Frequently Asked Questions and Terminology

Hard Water - The most common problem associated with ground water is hard water, which is caused when there is an abundance of calcium or magnesium. Hard water causes no health problems but can cause soap curds to form on pipes and plumbing fixtures. A water softener usually solves the problem.

Sulfur or Rotten Egg Smell - A rotten egg smell is often associated with sulfur in water. Sulfides can also darken the water and hurt your plumbing. Chlorination, reverse osmosis systems, or a negative-ion exchanger are effective in combating sulfur. These solutions are typically available through your local plumber.

Yield - Yield is the amount of water produced by a well. The quantity of water can be experessed in rates of gallons per minute (also GPM), per hour, or per day. Typically, a 5 GPM well is the minimum acceptable standard.

Well Casing - The well casing is the tubular structer (pipe) placed in the drilled hole to maintain the well opening. The casing also confines the ground water to its zone underground and prevents contaminants from mixing with the water.

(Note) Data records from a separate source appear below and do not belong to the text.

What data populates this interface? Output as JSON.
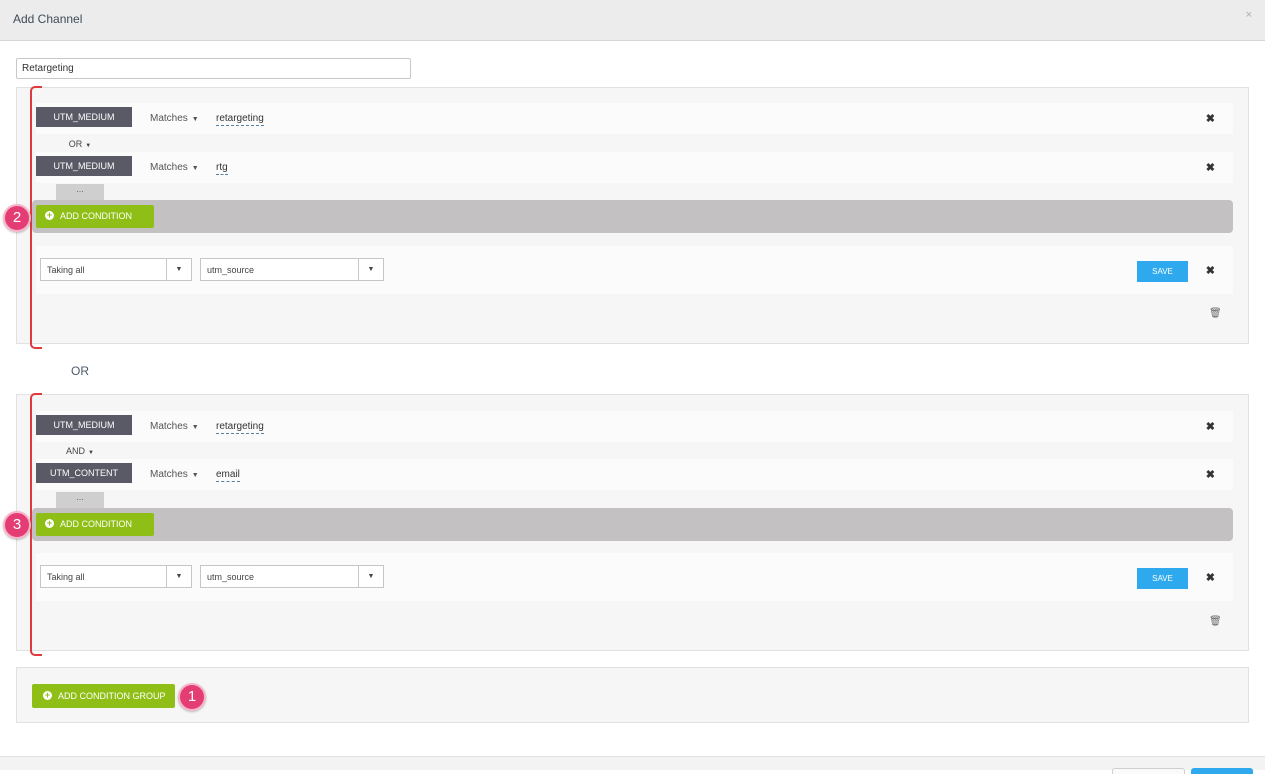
{
  "modal": {
    "title": "Add Channel",
    "close_icon": "×"
  },
  "channel_name": {
    "value": "Retargeting"
  },
  "groups": [
    {
      "conditions": [
        {
          "field": "UTM_MEDIUM",
          "operator": "Matches",
          "value": "retargeting"
        },
        {
          "field": "UTM_MEDIUM",
          "operator": "Matches",
          "value": "rtg"
        }
      ],
      "logic": "OR",
      "more": "...",
      "add_condition_label": "ADD CONDITION",
      "badge": "2",
      "output": {
        "taking": "Taking all",
        "source": "utm_source",
        "save_label": "SAVE"
      }
    },
    {
      "conditions": [
        {
          "field": "UTM_MEDIUM",
          "operator": "Matches",
          "value": "retargeting"
        },
        {
          "field": "UTM_CONTENT",
          "operator": "Matches",
          "value": "email"
        }
      ],
      "logic": "AND",
      "more": "...",
      "add_condition_label": "ADD CONDITION",
      "badge": "3",
      "output": {
        "taking": "Taking all",
        "source": "utm_source",
        "save_label": "SAVE"
      }
    }
  ],
  "group_separator": "OR",
  "footer": {
    "add_group_label": "ADD CONDITION GROUP",
    "badge": "1"
  },
  "colors": {
    "accent_green": "#8fbf16",
    "save_blue": "#2ea9ee",
    "badge_pink": "#e43d74",
    "bracket_red": "#e0393e",
    "field_tag": "#5a5a66"
  }
}
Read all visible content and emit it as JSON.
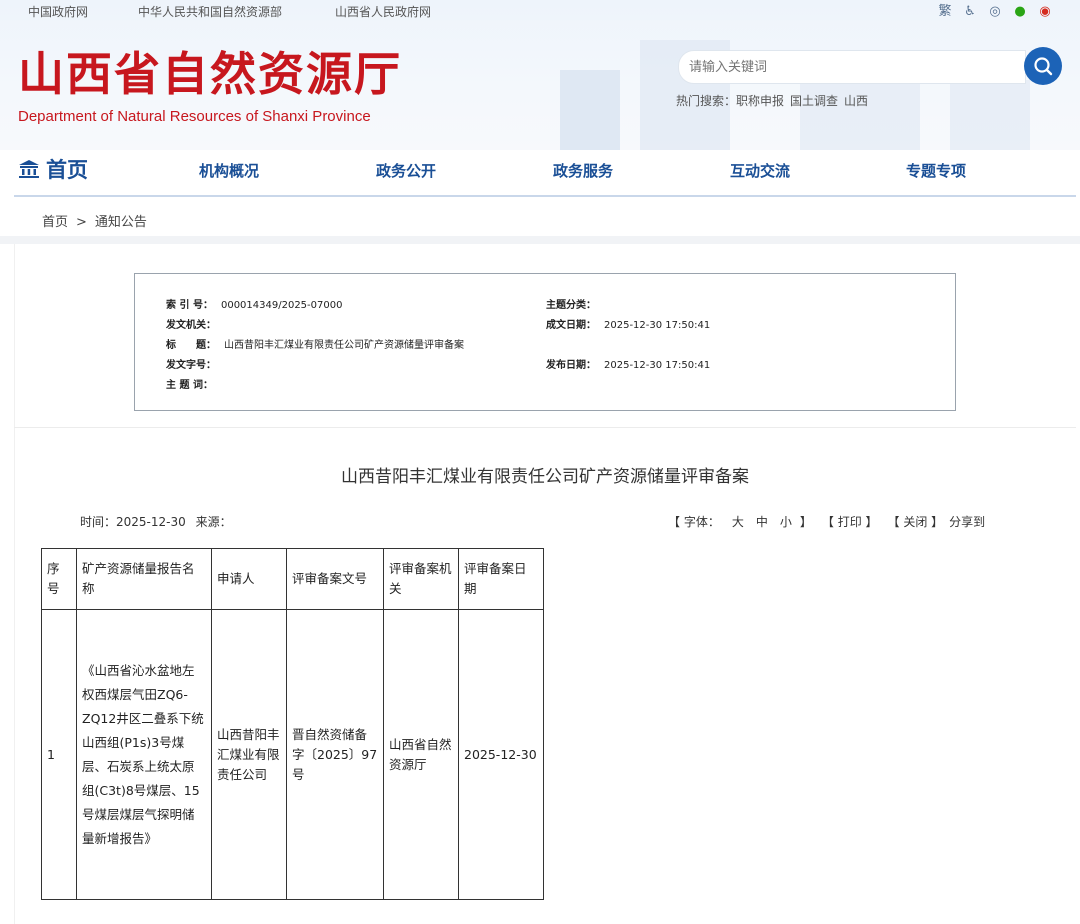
{
  "top_links": [
    "中国政府网",
    "中华人民共和国自然资源部",
    "山西省人民政府网"
  ],
  "top_icons": [
    {
      "name": "traditional-chinese-icon",
      "glyph": "繁"
    },
    {
      "name": "accessibility-icon",
      "glyph": "♿"
    },
    {
      "name": "voice-icon",
      "glyph": "◎"
    },
    {
      "name": "wechat-icon",
      "glyph": "●"
    },
    {
      "name": "weibo-icon",
      "glyph": "◉"
    }
  ],
  "header": {
    "logo_cn": "山西省自然资源厅",
    "logo_en": "Department of Natural Resources of Shanxi Province",
    "brand_color": "#c7171e",
    "search_placeholder": "请输入关键词",
    "hot_label": "热门搜索：",
    "hot_items": [
      "职称申报",
      "国土调查",
      "山西"
    ]
  },
  "nav": {
    "home": "首页",
    "items": [
      "机构概况",
      "政务公开",
      "政务服务",
      "互动交流",
      "专题专项"
    ]
  },
  "breadcrumb": {
    "home": "首页",
    "sep": ">",
    "current": "通知公告"
  },
  "meta": {
    "index_label": "索 引 号：",
    "index_value": "000014349/2025-07000",
    "issuer_label": "发文机关：",
    "issuer_value": "",
    "title_label": "标　　题：",
    "title_value": "山西昔阳丰汇煤业有限责任公司矿产资源储量评审备案",
    "docno_label": "发文字号：",
    "docno_value": "",
    "keywords_label": "主 题 词：",
    "keywords_value": "",
    "category_label": "主题分类：",
    "category_value": "",
    "created_label": "成文日期：",
    "created_value": "2025-12-30 17:50:41",
    "published_label": "发布日期：",
    "published_value": "2025-12-30 17:50:41"
  },
  "article": {
    "title": "山西昔阳丰汇煤业有限责任公司矿产资源储量评审备案",
    "time_label": "时间：",
    "time_value": "2025-12-30",
    "source_label": "来源：",
    "font_label": "【 字体：",
    "font_large": "大",
    "font_medium": "中",
    "font_small": "小",
    "font_close": "】",
    "print": "【 打印 】",
    "close": "【 关闭 】",
    "share": "分享到"
  },
  "table": {
    "headers": [
      "序号",
      "矿产资源储量报告名称",
      "申请人",
      "评审备案文号",
      "评审备案机关",
      "评审备案日期"
    ],
    "rows": [
      {
        "no": "1",
        "report": "《山西省沁水盆地左权西煤层气田ZQ6-ZQ12井区二叠系下统山西组(P1s)3号煤层、石炭系上统太原组(C3t)8号煤层、15号煤层煤层气探明储量新增报告》",
        "applicant": "山西昔阳丰汇煤业有限责任公司",
        "doc_no": "晋自然资储备字〔2025〕97号",
        "authority": "山西省自然资源厅",
        "date": "2025-12-30"
      }
    ]
  }
}
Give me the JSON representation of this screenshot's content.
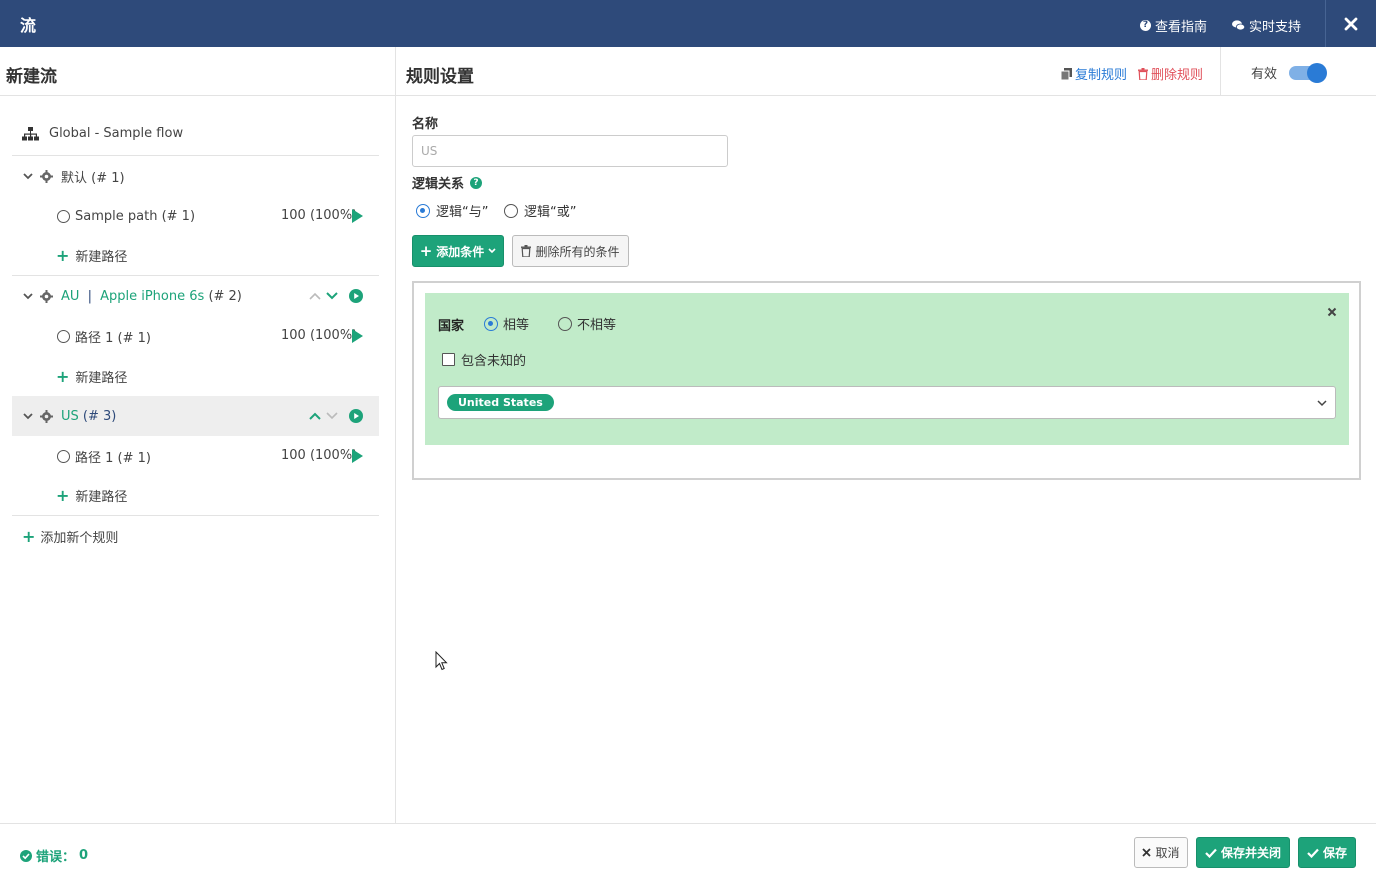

Drop Pipe - The drop pipe runs down through the center of the casing and suspends the pump and motor, which produce the water, which in turn is pumped up through the well pipe to your home.

Well Screens - Well screens are filtering devices at the bottom of the casing. They allow water to move through the well, while keeping out most of the gravel and sand from entering the system.

Well Cap - On top of the casing will be a well cap, which should fit snugly so debris, insects, or small animals can't find their way into the well system. take care in working or mowing around your well. A damaged casing could jeopardize the sanitary protection of your well. Do not pile snow, leaves, or other materials around your well.

Grouting - Grouting is a cement-like fluid or Bentonite slurry injected into the hole to protect the well casing. It helps prevent corrosion and infiltration of contaminants.